◆ Exercise instructions: Some lines in the entries contain the word "JSON". Copy all of them.

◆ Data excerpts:

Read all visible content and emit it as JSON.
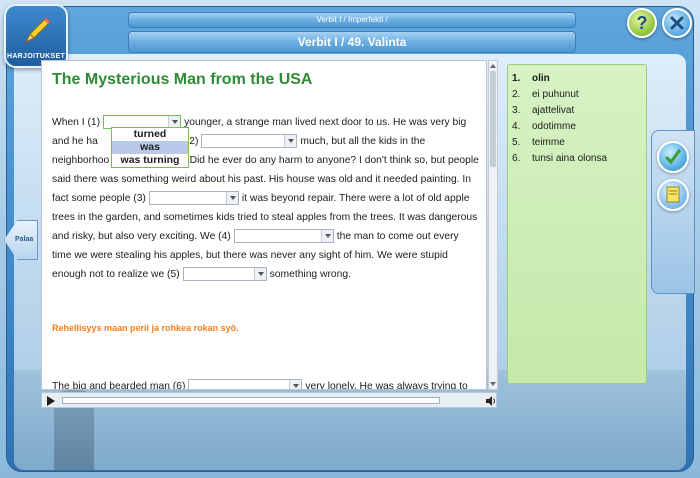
{
  "app": {
    "logo_text": "HARJOITUKSET",
    "breadcrumb": "Verbit I / Imperfekti /",
    "title": "Verbit I / 49. Valinta"
  },
  "nav": {
    "back_label": "Palaa",
    "help_label": "?"
  },
  "exercise": {
    "heading": "The Mysterious Man from the USA",
    "text": {
      "p1_a": "When I (1)",
      "p1_b": "younger, a strange man lived next door to us. He was very big and he ha",
      "p1_c": "He (2)",
      "p1_d": "much, but all the kids in the neighborhoo",
      "p1_e": "him. Did he ever do any harm to anyone? I don't think so, but people said there was something weird about his past. His house was old and it needed painting. In fact some people (3)",
      "p1_f": "it was beyond repair. There were a lot of old apple trees in the garden, and sometimes kids tried to steal apples from the trees. It was dangerous and risky, but also very exciting. We (4)",
      "p1_g": "the man to come out every time we were stealing his apples, but there was never any sight of him. We were stupid enough not to realize we (5)",
      "p1_h": "something wrong.",
      "p2_a": "The big and bearded man (6)",
      "p2_b": "very lonely. He was always trying to"
    },
    "dropdown_options": [
      "turned",
      "was",
      "was turning"
    ],
    "dropdown_selected": "was",
    "proverb": "Rehellisyys maan perii ja rohkea rokan syö."
  },
  "answers": [
    {
      "n": "1.",
      "text": "olin",
      "active": true
    },
    {
      "n": "2.",
      "text": "ei puhunut",
      "active": false
    },
    {
      "n": "3.",
      "text": "ajattelivat",
      "active": false
    },
    {
      "n": "4.",
      "text": "odotimme",
      "active": false
    },
    {
      "n": "5.",
      "text": "teimme",
      "active": false
    },
    {
      "n": "6.",
      "text": "tunsi aina olonsa",
      "active": false
    }
  ],
  "colors": {
    "heading": "#2e8b36",
    "proverb": "#f0801f",
    "frame": "#3f88c8",
    "answers_bg": "#cdecb6"
  },
  "icons": [
    "pencil-icon",
    "help-icon",
    "close-icon",
    "back-arrow-icon",
    "check-icon",
    "notes-icon",
    "play-icon",
    "volume-icon"
  ]
}
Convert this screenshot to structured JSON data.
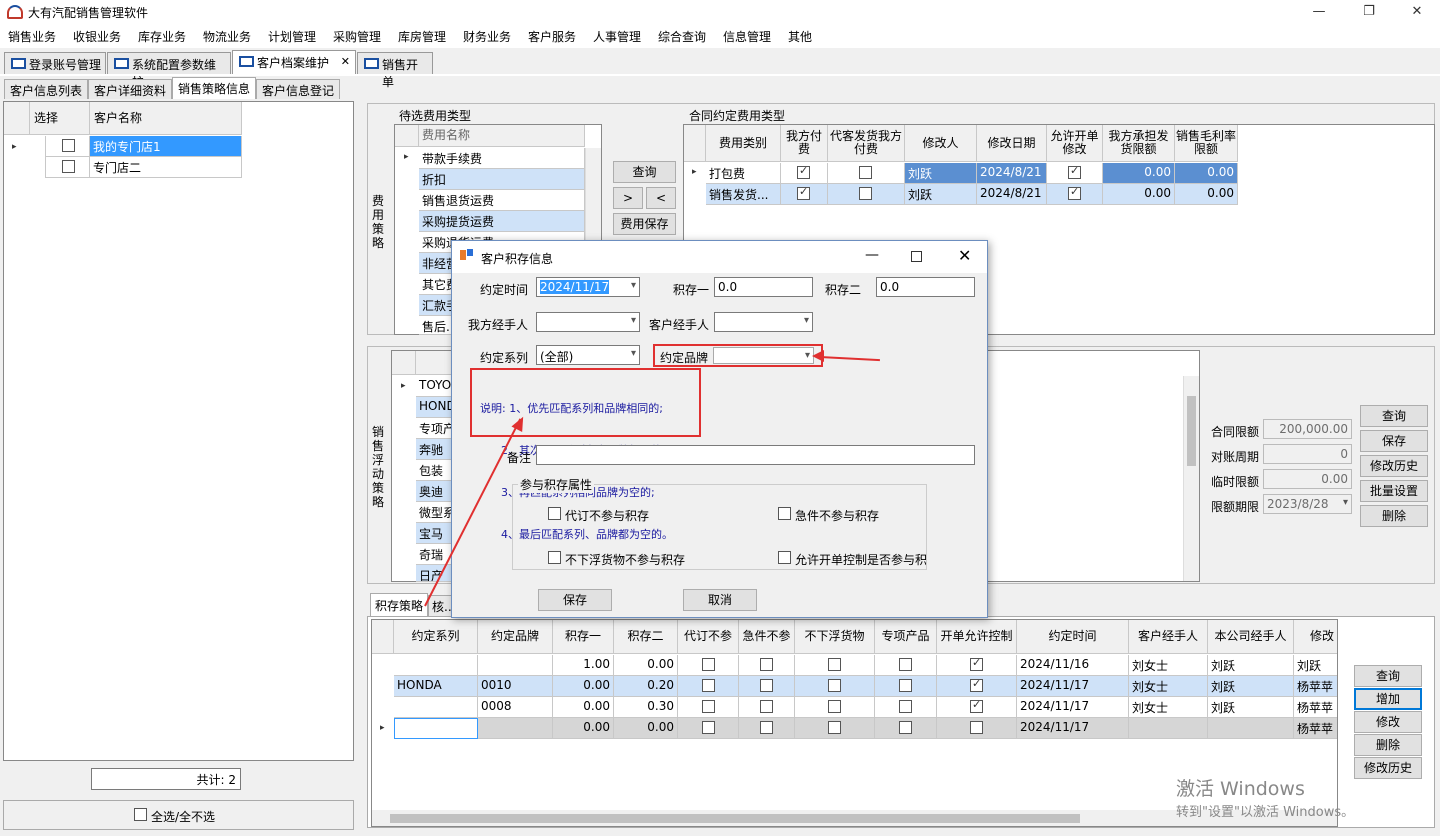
{
  "app": {
    "title": "大有汽配销售管理软件"
  },
  "window": {
    "min": "—",
    "restore": "❐",
    "close": "✕"
  },
  "menu": [
    "销售业务",
    "收银业务",
    "库存业务",
    "物流业务",
    "计划管理",
    "采购管理",
    "库房管理",
    "财务业务",
    "客户服务",
    "人事管理",
    "综合查询",
    "信息管理",
    "其他"
  ],
  "main_tabs": [
    {
      "label": "登录账号管理"
    },
    {
      "label": "系统配置参数维护"
    },
    {
      "label": "客户档案维护",
      "close": "✕"
    },
    {
      "label": "销售开单"
    }
  ],
  "sub_tabs": [
    "客户信息列表",
    "客户详细资料",
    "销售策略信息",
    "客户信息登记"
  ],
  "customer_list": {
    "headers": [
      "选择",
      "客户名称"
    ],
    "rows": [
      {
        "name": "我的专门店1",
        "checked": false
      },
      {
        "name": "专门店二",
        "checked": false
      }
    ],
    "total": "共计: 2",
    "select_all": "全选/全不选"
  },
  "fee_strategy": {
    "label": "费用策略",
    "pending_title": "待选费用类型",
    "pending_header": "费用名称",
    "pending_items": [
      "带款手续费",
      "折扣",
      "销售退货运费",
      "采购提货运费",
      "采购退货运费",
      "非经营...",
      "其它费...",
      "汇款手...",
      "售后..."
    ],
    "buttons": {
      "query": "查询",
      "add": ">",
      "remove": "<",
      "save": "费用保存"
    },
    "contract_title": "合同约定费用类型",
    "contract_headers": [
      "费用类别",
      "我方付费",
      "代客发货我方付费",
      "修改人",
      "修改日期",
      "允许开单修改",
      "我方承担发货限额",
      "销售毛利率限额"
    ],
    "contract_rows": [
      {
        "type": "打包费",
        "ours": true,
        "proxy": false,
        "modifier": "刘跃",
        "date": "2024/8/21",
        "allow": true,
        "limit": "0.00",
        "margin": "0.00"
      },
      {
        "type": "销售发货...",
        "ours": true,
        "proxy": false,
        "modifier": "刘跃",
        "date": "2024/8/21",
        "allow": true,
        "limit": "0.00",
        "margin": "0.00"
      }
    ]
  },
  "float_strategy": {
    "label": "销售浮动策略",
    "brands": [
      "TOYO...",
      "HONDA",
      "专项产...",
      "奔驰",
      "包装",
      "奥迪",
      "微型系...",
      "宝马",
      "奇瑞",
      "日产"
    ],
    "limits": {
      "contract_label": "合同限额",
      "contract_value": "200,000.00",
      "period_label": "对账周期",
      "period_value": "0",
      "temp_label": "临时限额",
      "temp_value": "0.00",
      "expire_label": "限额期限",
      "expire_value": "2023/8/28"
    },
    "buttons": [
      "查询",
      "保存",
      "修改历史",
      "批量设置",
      "删除"
    ]
  },
  "points": {
    "tabs": [
      "积存策略",
      "核..."
    ],
    "headers": [
      "约定系列",
      "约定品牌",
      "积存一",
      "积存二",
      "代订不参",
      "急件不参",
      "不下浮货物",
      "专项产品",
      "开单允许控制",
      "约定时间",
      "客户经手人",
      "本公司经手人",
      "修改"
    ],
    "rows": [
      {
        "series": "",
        "brand": "",
        "p1": "1.00",
        "p2": "0.00",
        "c1": false,
        "c2": false,
        "c3": false,
        "c4": false,
        "c5": true,
        "time": "2024/11/16",
        "cust": "刘女士",
        "ours": "刘跃",
        "mod": "刘跃"
      },
      {
        "series": "HONDA",
        "brand": "0010",
        "p1": "0.00",
        "p2": "0.20",
        "c1": false,
        "c2": false,
        "c3": false,
        "c4": false,
        "c5": true,
        "time": "2024/11/17",
        "cust": "刘女士",
        "ours": "刘跃",
        "mod": "杨苹苹"
      },
      {
        "series": "",
        "brand": "0008",
        "p1": "0.00",
        "p2": "0.30",
        "c1": false,
        "c2": false,
        "c3": false,
        "c4": false,
        "c5": true,
        "time": "2024/11/17",
        "cust": "刘女士",
        "ours": "刘跃",
        "mod": "杨苹苹"
      },
      {
        "series": "",
        "brand": "",
        "p1": "0.00",
        "p2": "0.00",
        "c1": false,
        "c2": false,
        "c3": false,
        "c4": false,
        "c5": false,
        "time": "2024/11/17",
        "cust": "",
        "ours": "",
        "mod": "杨苹苹"
      }
    ],
    "buttons": [
      "查询",
      "增加",
      "修改",
      "删除",
      "修改历史"
    ]
  },
  "dialog": {
    "title": "客户积存信息",
    "date_label": "约定时间",
    "date_value": "2024/11/17",
    "p1_label": "积存一",
    "p1_value": "0.0",
    "p2_label": "积存二",
    "p2_value": "0.0",
    "our_handler_label": "我方经手人",
    "our_handler_value": "",
    "cust_handler_label": "客户经手人",
    "cust_handler_value": "",
    "series_label": "约定系列",
    "series_value": "(全部)",
    "brand_label": "约定品牌",
    "brand_value": "",
    "note_lines": [
      "说明: 1、优先匹配系列和品牌相同的;",
      "      2、其次匹配系列为空品牌相同的;",
      "      3、再匹配系列相同品牌为空的;",
      "      4、最后匹配系列、品牌都为空的。"
    ],
    "remark_label": "备注",
    "remark_value": "",
    "group_title": "参与积存属性",
    "opt1": "代订不参与积存",
    "opt2": "急件不参与积存",
    "opt3": "不下浮货物不参与积存",
    "opt4": "允许开单控制是否参与积",
    "save": "保存",
    "cancel": "取消"
  },
  "watermark": {
    "line1": "激活 Windows",
    "line2": "转到\"设置\"以激活 Windows。"
  },
  "colors": {
    "accent": "#0078d7",
    "annotation": "#e03030",
    "selection": "#3399ff",
    "note": "#1a1aa0"
  }
}
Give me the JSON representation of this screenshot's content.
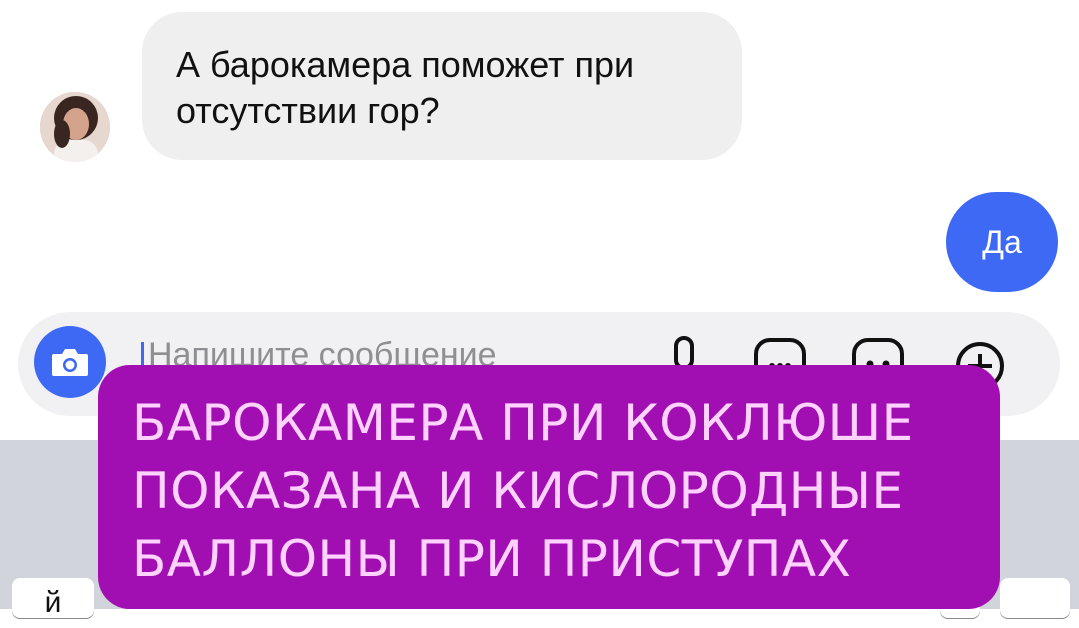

◆ Completed exercise:
Read all visible content and emit it as JSON.
Convert this screenshot to structured JSON data.
Give me the JSON representation of this screenshot's content.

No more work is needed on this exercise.